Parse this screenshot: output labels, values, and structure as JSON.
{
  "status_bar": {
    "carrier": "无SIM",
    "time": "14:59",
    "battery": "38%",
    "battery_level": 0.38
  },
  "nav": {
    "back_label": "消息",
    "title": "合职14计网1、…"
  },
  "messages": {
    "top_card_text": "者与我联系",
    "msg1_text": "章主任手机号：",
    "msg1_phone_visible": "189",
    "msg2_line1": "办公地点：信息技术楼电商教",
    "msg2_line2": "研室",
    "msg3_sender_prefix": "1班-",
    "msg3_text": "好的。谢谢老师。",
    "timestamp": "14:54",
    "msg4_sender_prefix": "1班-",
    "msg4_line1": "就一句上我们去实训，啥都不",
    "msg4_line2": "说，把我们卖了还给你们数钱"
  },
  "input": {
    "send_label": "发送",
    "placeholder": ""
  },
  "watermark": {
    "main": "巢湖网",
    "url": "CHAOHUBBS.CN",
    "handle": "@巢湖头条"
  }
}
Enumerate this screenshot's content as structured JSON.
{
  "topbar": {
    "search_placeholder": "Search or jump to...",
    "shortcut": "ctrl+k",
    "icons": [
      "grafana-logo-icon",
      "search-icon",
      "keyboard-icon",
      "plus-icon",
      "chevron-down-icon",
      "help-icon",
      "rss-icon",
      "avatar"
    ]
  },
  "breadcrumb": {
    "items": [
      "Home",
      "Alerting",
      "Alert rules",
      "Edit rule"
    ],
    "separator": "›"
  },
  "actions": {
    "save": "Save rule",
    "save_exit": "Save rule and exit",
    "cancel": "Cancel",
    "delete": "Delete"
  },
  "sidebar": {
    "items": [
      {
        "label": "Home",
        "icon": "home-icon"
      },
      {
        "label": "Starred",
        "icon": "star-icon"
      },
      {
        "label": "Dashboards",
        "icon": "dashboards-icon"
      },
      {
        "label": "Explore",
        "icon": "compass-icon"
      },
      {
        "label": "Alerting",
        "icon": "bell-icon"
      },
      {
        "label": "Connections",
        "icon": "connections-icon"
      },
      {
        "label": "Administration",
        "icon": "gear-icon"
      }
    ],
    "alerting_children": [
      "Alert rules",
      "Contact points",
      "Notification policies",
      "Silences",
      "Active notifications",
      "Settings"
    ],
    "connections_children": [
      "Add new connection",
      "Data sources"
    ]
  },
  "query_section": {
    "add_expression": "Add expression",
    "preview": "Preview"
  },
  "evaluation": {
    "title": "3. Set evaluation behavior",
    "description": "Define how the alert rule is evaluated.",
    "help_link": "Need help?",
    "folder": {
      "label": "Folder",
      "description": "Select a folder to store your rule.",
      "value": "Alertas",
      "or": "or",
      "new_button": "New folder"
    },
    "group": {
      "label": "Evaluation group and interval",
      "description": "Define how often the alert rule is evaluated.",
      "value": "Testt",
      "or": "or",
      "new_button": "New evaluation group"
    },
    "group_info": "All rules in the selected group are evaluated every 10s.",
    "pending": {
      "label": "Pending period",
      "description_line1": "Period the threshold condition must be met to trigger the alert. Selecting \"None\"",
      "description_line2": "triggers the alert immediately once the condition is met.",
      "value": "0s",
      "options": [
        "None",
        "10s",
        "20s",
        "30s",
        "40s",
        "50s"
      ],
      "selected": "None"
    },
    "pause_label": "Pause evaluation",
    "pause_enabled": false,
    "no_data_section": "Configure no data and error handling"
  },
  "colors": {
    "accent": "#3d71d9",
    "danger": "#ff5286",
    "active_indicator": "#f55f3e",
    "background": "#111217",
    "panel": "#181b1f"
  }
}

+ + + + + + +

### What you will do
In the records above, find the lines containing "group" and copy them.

### Answer for this exercise
    "group": {
      "label": "Evaluation group and interval",
      "new_button": "New evaluation group"
    "group_info": "All rules in the selected group are evaluated every 10s.",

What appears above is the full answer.